BEGIN RECORDS FOR PROCESSING

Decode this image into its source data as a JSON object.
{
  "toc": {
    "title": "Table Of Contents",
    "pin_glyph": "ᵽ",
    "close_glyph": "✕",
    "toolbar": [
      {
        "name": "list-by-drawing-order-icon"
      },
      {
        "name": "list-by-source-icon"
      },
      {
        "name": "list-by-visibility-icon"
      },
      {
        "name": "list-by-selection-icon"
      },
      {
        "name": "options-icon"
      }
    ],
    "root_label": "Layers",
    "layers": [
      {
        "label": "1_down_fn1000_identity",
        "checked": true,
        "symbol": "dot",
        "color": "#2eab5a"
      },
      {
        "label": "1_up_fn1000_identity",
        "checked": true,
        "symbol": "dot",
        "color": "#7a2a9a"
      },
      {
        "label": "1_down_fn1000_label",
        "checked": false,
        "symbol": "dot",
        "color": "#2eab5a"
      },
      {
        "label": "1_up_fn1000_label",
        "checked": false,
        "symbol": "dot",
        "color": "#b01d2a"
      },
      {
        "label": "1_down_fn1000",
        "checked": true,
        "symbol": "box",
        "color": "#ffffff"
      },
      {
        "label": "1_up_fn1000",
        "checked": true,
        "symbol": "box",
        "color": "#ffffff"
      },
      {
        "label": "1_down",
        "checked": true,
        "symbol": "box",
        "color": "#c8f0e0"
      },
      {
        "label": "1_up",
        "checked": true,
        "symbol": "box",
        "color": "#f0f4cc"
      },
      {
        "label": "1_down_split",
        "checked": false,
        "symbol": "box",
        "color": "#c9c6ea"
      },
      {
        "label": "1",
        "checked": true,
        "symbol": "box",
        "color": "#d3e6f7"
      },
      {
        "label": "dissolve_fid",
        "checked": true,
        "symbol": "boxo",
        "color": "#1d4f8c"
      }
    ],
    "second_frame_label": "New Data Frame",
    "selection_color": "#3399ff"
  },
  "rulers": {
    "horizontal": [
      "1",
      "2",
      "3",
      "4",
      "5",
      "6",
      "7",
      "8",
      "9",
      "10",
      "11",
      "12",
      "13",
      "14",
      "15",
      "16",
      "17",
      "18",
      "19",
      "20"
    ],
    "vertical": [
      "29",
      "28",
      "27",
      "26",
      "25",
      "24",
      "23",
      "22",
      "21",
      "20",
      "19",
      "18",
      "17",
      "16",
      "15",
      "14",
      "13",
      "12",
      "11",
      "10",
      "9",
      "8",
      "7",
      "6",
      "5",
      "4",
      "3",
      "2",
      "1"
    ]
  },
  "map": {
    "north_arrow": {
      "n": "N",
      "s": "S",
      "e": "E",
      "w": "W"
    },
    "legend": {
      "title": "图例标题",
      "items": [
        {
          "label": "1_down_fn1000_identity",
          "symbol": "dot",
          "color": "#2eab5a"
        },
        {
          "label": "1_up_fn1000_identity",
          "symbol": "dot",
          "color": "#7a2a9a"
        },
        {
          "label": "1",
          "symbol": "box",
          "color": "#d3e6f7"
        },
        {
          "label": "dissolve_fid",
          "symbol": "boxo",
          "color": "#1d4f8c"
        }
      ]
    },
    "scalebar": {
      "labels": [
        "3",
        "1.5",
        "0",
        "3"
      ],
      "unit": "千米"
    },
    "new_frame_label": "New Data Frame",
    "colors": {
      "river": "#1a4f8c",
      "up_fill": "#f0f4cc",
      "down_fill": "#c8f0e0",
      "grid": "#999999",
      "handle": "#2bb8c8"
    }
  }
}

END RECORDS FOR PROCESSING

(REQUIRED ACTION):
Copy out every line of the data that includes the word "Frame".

(RESULT OF THE TASK):
    "second_frame_label": "New Data Frame",
    "new_frame_label": "New Data Frame",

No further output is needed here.